+++ GIVEN RECORDS

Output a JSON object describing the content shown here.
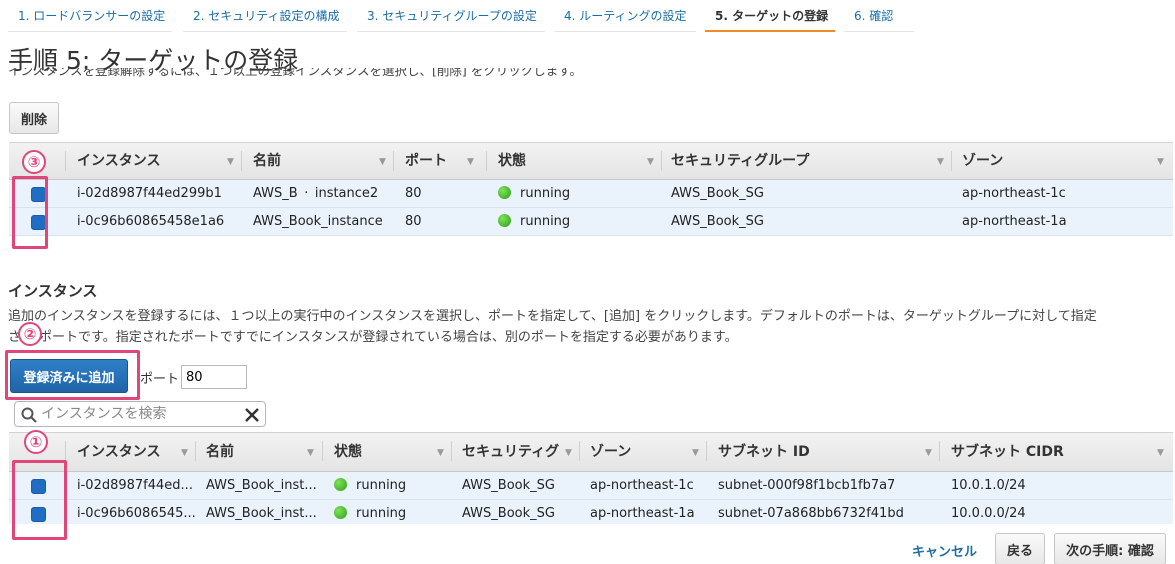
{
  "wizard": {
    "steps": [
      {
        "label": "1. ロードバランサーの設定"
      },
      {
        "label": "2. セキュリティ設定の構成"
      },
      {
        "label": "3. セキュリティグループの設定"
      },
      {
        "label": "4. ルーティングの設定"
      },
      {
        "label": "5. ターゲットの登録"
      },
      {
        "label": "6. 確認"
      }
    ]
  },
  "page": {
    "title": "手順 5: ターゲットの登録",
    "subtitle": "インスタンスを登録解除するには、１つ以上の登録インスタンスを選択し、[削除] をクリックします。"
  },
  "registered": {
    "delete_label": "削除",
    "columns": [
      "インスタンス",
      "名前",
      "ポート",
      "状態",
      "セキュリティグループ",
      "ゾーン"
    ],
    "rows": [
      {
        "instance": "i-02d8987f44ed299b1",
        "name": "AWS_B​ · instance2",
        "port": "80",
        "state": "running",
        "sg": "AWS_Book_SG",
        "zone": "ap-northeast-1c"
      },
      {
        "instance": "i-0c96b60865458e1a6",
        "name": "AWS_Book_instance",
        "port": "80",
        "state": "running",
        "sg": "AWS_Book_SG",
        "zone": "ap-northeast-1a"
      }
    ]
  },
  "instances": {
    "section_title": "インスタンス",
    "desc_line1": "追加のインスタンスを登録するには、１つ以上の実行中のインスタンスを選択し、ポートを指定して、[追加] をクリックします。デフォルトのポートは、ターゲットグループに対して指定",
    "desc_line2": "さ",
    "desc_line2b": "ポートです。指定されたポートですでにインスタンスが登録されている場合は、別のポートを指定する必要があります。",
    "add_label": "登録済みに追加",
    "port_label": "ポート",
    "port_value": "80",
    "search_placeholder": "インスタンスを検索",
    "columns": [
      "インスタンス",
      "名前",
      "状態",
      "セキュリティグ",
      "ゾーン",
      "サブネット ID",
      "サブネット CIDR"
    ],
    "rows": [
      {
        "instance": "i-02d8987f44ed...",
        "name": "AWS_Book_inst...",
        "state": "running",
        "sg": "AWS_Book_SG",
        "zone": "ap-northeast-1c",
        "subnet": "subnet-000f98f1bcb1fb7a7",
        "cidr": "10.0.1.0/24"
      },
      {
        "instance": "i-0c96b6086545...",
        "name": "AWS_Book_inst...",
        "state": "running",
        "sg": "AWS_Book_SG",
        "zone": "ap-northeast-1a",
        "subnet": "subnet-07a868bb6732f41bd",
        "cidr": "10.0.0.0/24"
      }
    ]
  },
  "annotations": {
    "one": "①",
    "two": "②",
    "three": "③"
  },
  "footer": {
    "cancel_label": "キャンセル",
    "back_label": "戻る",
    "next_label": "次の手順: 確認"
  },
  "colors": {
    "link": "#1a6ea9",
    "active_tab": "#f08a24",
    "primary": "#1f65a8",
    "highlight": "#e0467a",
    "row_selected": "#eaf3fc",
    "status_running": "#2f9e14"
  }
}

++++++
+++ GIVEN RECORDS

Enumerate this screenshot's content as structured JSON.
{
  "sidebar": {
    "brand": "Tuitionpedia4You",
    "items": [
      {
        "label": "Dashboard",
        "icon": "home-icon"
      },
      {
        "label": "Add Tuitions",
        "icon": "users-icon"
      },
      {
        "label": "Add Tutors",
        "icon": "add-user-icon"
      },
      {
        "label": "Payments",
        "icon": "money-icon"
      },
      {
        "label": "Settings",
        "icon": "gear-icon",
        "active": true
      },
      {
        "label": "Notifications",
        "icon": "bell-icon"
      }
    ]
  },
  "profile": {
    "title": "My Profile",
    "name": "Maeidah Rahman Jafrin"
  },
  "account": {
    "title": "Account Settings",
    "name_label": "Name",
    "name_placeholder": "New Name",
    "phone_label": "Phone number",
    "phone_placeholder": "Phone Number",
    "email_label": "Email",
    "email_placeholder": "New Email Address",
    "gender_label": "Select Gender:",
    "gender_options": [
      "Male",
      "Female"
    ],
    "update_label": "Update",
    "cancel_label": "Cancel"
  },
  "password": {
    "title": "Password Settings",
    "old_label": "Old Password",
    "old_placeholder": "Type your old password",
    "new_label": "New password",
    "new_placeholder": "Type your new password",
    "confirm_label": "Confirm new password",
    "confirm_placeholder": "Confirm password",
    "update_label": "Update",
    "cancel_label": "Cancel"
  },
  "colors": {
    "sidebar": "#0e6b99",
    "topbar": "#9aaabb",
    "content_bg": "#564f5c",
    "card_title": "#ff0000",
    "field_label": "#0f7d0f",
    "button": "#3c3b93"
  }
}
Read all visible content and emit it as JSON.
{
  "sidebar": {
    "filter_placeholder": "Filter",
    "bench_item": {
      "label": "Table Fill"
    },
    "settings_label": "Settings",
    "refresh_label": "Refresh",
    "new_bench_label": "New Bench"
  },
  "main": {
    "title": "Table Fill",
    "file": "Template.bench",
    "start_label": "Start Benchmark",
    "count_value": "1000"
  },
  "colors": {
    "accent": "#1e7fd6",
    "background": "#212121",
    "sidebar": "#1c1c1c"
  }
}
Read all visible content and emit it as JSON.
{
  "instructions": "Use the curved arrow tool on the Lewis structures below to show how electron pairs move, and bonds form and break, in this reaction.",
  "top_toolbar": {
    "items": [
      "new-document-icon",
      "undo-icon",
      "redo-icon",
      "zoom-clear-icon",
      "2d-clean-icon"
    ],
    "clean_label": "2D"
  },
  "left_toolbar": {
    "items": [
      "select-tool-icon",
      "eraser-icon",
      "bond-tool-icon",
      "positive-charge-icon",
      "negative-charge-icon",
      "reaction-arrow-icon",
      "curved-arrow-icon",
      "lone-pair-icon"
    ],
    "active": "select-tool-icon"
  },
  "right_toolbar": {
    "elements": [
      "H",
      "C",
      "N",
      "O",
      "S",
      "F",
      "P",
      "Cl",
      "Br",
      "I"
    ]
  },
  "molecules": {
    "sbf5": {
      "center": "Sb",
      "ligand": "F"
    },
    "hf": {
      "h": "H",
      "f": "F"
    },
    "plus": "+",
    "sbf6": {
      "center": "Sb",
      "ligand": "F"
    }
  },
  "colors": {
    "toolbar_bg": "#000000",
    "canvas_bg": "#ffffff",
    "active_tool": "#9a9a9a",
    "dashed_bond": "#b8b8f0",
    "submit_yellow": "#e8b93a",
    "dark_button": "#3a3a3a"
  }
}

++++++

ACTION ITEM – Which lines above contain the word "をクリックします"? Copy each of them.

RESULT OF THIS EXERCISE –
    "subtitle": "インスタンスを登録解除するには、１つ以上の登録インスタンスを選択し、[削除] をクリックします。"
    "desc_line1": "追加のインスタンスを登録するには、１つ以上の実行中のインスタンスを選択し、ポートを指定して、[追加] をクリックします。デフォルトのポートは、ターゲットグループに対して指定",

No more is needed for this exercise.